How do we solve the employment tribunal conundrum?
There is no dispute that there should be an accessible and responsive
employment tribunal system that allows aggrieved staff to bring employers to
task. But we also need to be rid of the damaging hoards of ‘gold diggers’ who
see the tribunal system as an easy way to fund a new kitchen.
The CBI estimates that employment tribunals currently cost business £663m
per year. And with Acas predicting that tribunal applications are set to rise
again, at least in the short-term, with a raft of new employment law about to
come on stream, it is time for the Government to act.
Its main weapon in trying to combat spiralling tribunal applications has
been the Employment Bill, due to become law in the coming year. These measures
include the expansion of internal grievance and disciplinary procedures, and
the introduction of a fixed-period conciliation process.
But many believe more needs to be done, and few agree with the Government’s
optimistic predictions that these measures will cut applications by 30 per
The Employment Tribunal Taskforce’s call for the Government to put more
focus on dispute prevention is a start. But while mediation will help, it will
not tame the compensation culture.
Despite laws being introduced last year allowing tribunal chairmen to charge
a deposit for weak claims to be taken forward and award costs against vexatious
claimants, anecdotal evidence suggests these powers are little used. Until they
are compensation-seeking staff will continue having a punt at the employers’
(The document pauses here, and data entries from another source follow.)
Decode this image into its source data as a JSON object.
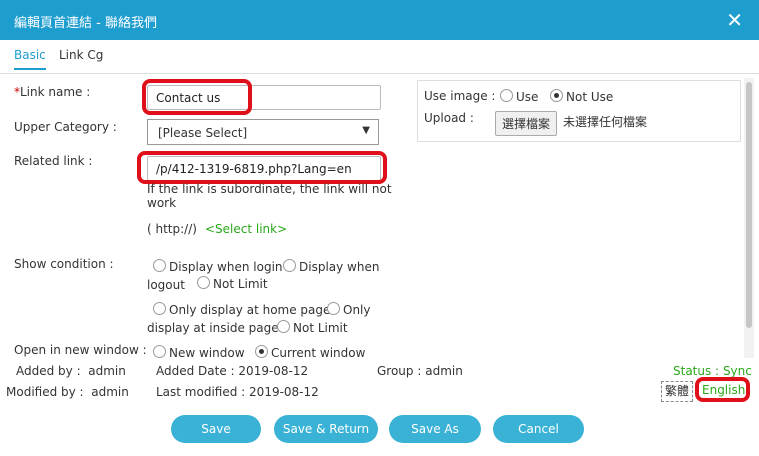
{
  "window": {
    "title": "編輯頁首連結 - 聯絡我們",
    "close_glyph": "✕"
  },
  "tabs": [
    {
      "label": "Basic",
      "active": true
    },
    {
      "label": "Link Cg",
      "active": false
    }
  ],
  "form": {
    "link_name": {
      "label": "Link name :",
      "required_mark": "*",
      "value": "Contact us"
    },
    "upper_category": {
      "label": "Upper Category :",
      "value": "[Please Select]"
    },
    "related_link": {
      "label": "Related link :",
      "value": "/p/412-1319-6819.php?Lang=en",
      "hint_line1": "If the link is subordinate, the link will not",
      "hint_line2": "work",
      "http_prefix": "( http://)",
      "select_link": "<Select link>"
    },
    "show_condition": {
      "label": "Show condition :",
      "opt1a": "Display when login",
      "opt1b": "Display when",
      "opt1c": "logout",
      "opt2": "Not Limit",
      "opt3a": "Only display at home page",
      "opt3b": "Only",
      "opt3c": "display at inside page",
      "opt4": "Not Limit"
    },
    "open_new_window": {
      "label": "Open in new window :",
      "opt_new": "New window",
      "opt_current": "Current window",
      "selected": "Current window"
    },
    "use_image": {
      "label": "Use image :",
      "opt_use": "Use",
      "opt_not_use": "Not Use",
      "selected": "Not Use"
    },
    "upload": {
      "label": "Upload :",
      "button": "選擇檔案",
      "status": "未選擇任何檔案"
    }
  },
  "meta": {
    "added_by_label": "Added by :",
    "added_by": "admin",
    "added_date_label": "Added Date :",
    "added_date": "2019-08-12",
    "group_label": "Group :",
    "group": "admin",
    "status_label": "Status :",
    "status": "Sync",
    "modified_by_label": "Modified by :",
    "modified_by": "admin",
    "last_modified_label": "Last modified :",
    "last_modified": "2019-08-12",
    "lang_trad": "繁體",
    "lang_en": "English"
  },
  "buttons": {
    "save": "Save",
    "save_return": "Save & Return",
    "save_as": "Save As",
    "cancel": "Cancel"
  },
  "colors": {
    "titlebar": "#1e9dcf",
    "button": "#3ab2d6",
    "highlight": "#e0101a",
    "green": "#2aa81a"
  }
}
And whatever happened to the proposal of charging tribunal applicants £100
or so for lodging a complaint, as proposed in the Routes to Resolution
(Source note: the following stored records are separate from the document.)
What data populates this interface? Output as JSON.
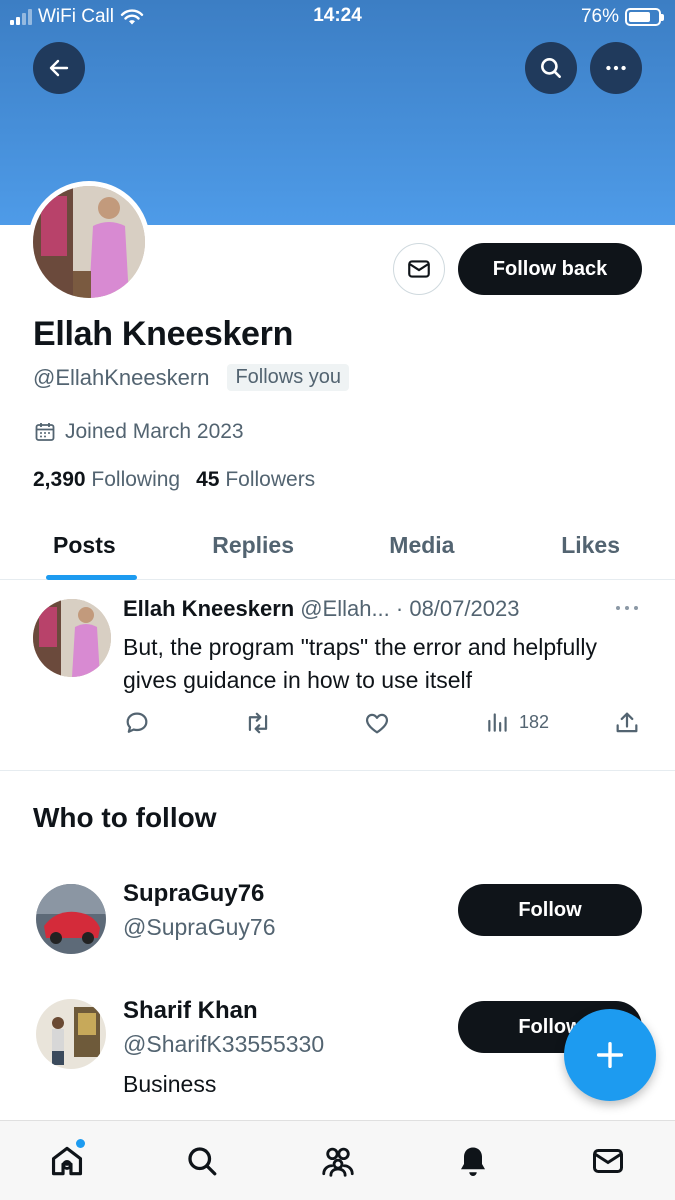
{
  "status_bar": {
    "carrier": "WiFi Call",
    "time": "14:24",
    "battery": "76%",
    "battery_level": 0.76
  },
  "profile": {
    "name": "Ellah Kneeskern",
    "handle": "@EllahKneeskern",
    "follows_you": "Follows you",
    "joined": "Joined March 2023",
    "following_count": "2,390",
    "following_label": "Following",
    "followers_count": "45",
    "followers_label": "Followers",
    "follow_back_label": "Follow back"
  },
  "tabs": [
    {
      "label": "Posts",
      "active": true
    },
    {
      "label": "Replies",
      "active": false
    },
    {
      "label": "Media",
      "active": false
    },
    {
      "label": "Likes",
      "active": false
    }
  ],
  "tweet": {
    "name": "Ellah Kneeskern",
    "meta": "@Ellah... · 08/07/2023",
    "text": "But, the program \"traps\" the error and helpfully gives guidance in how to use itself",
    "views": "182"
  },
  "who_to_follow": {
    "title": "Who to follow",
    "users": [
      {
        "name": "SupraGuy76",
        "handle": "@SupraGuy76",
        "bio": "",
        "button": "Follow"
      },
      {
        "name": "Sharif Khan",
        "handle": "@SharifK33555330",
        "bio": "Business",
        "button": "Follow"
      }
    ]
  },
  "colors": {
    "accent": "#1d9bf0",
    "banner": "#4e9be8",
    "dark": "#0f1419",
    "muted": "#536471"
  },
  "icons": [
    "back-arrow-icon",
    "search-icon",
    "more-icon",
    "envelope-icon",
    "calendar-icon",
    "reply-icon",
    "retweet-icon",
    "like-icon",
    "views-icon",
    "share-icon",
    "compose-plus-icon",
    "home-icon",
    "explore-icon",
    "communities-icon",
    "notifications-icon",
    "messages-icon"
  ]
}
consultation paper? Everyone (except of course the unions) agreed this was a
While the Government needs to take its lead from the taskforce and
strengthen the role of mediation in dispute resolution, it must have the
courage to tackle the compensation culture head on. The Employment Tribunal
System needs further reform.